A lot of my memories are in French, but I write in English. So, I had to figure out what that was going to look like on the page, and then bring the reader along on this journey that is not an easy one and that at times is abhorrently violent. My life today is so full of joy and peace, so it was about making a book that tells a story that folks will want to read and understand, and then come away from maybe even feeling inspired.”
Legler started drinking alcohol at 12 years old. She used it as a remedy for many things—boredom, stress, inadequacy, confusion, and even as a release from the stress of competitive swimming. As talented a swimmer as she was, Legler actually came to hate everything about swimming. It was a gift and a curse. At 19 years old, she competed for France in the 1996 Summer Olympics. Though she had broken a world record the day before, in practice, that night she went on a bender to escape the world around her. She failed to even come close to the podium.“
It took about seven years after I retired to be able to even talk about my swim career, because I had such a deep sense of shame and failure for how I performed at the Olympics,” Legler confesses. “Swimming was so distressing for me, but some of the skill set I have as an adult, some of my best traits, I gained directly from swimming. I also think swimming saved my life. If I hadn’t had the obligation to go to practice every day, where everything was quiet, I’m not sure I would have made it past being a teenager.”
Before Legler sat down to write the manuscript for Godspeed, she had already made peace with her past. Revisiting the intense trauma she suffered at the hands of her addiction wasn’t cathartic or even troublesome. It was necessary in order to tell an authentic story—a story that Legler felt she was in the right place and state of mind to share.“

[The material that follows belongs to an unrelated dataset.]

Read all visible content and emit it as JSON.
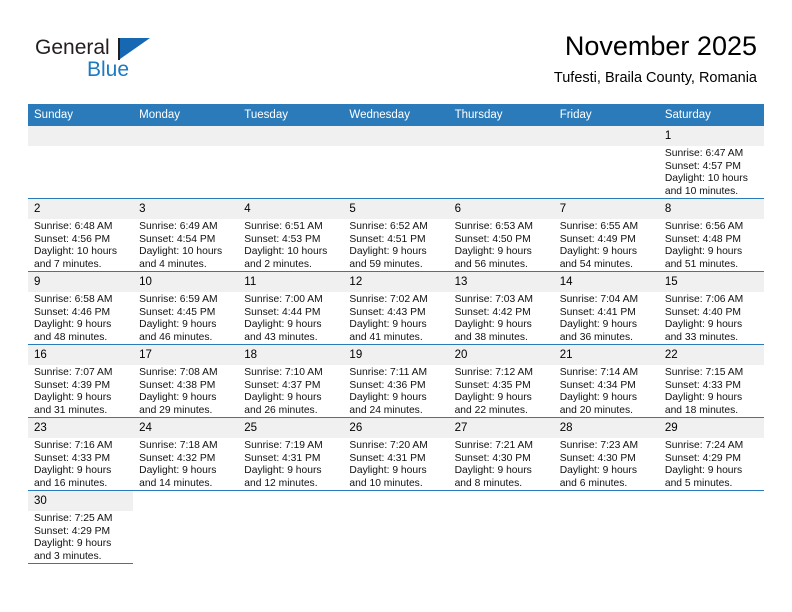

I couldn’t have written it any sooner than I did. I’m 41, and this book stops when I’m 20. So, there’s a distance there that allows me to meet the inevitable challenges when someone is writing about that type of content. It wasn’t difficult to write but, yes, of course, some parts were painful to tell, simply because they are horrible. I think I chose some of the moments specifically for their poignancy. And they remain, even for me, difficult to read. This book was meant to happen in this particular era and that feels very special, to be able to show up in dignity and truth alongside all the other very brave people who are telling their stories right now [during the #MeToo movement].”
Another aspect of Legler’s past that she only recently became aware of is that she is autistic. Legler discovered she was on the autism spectrum shortly after she finished her memoir. The news she says was “the best thing,” because inadvertently she had revealed what it’s like to be in the mind of an autistic adolescent girl. It’s something she’s very excited to share, something that is “wild and magical and miraculous,” but at the same time explains so much about who she was, how she’s evolved, and where she is now.
At the end of Godspeed, readers who don’t know Legler as a kickass model and chef, an incredibly warm and genuine human being, and a vocal advocate of LGBTQ rights, are left to wonder what’s become of her. But she doesn’t need to write a sequel in order for you to find out. She’ll gladly share that with you now.“
I’m happily married. I’m laughing. I have real relationships with friends. I’ve fallen in love with the life that I get to have in restaurants. I feel lucky that I can show up, be present and say my name in art and fashion spaces, and be given the chance to write. And there isn’t a day that goes by that I am not grateful for or aware of the fact that I should be dead.”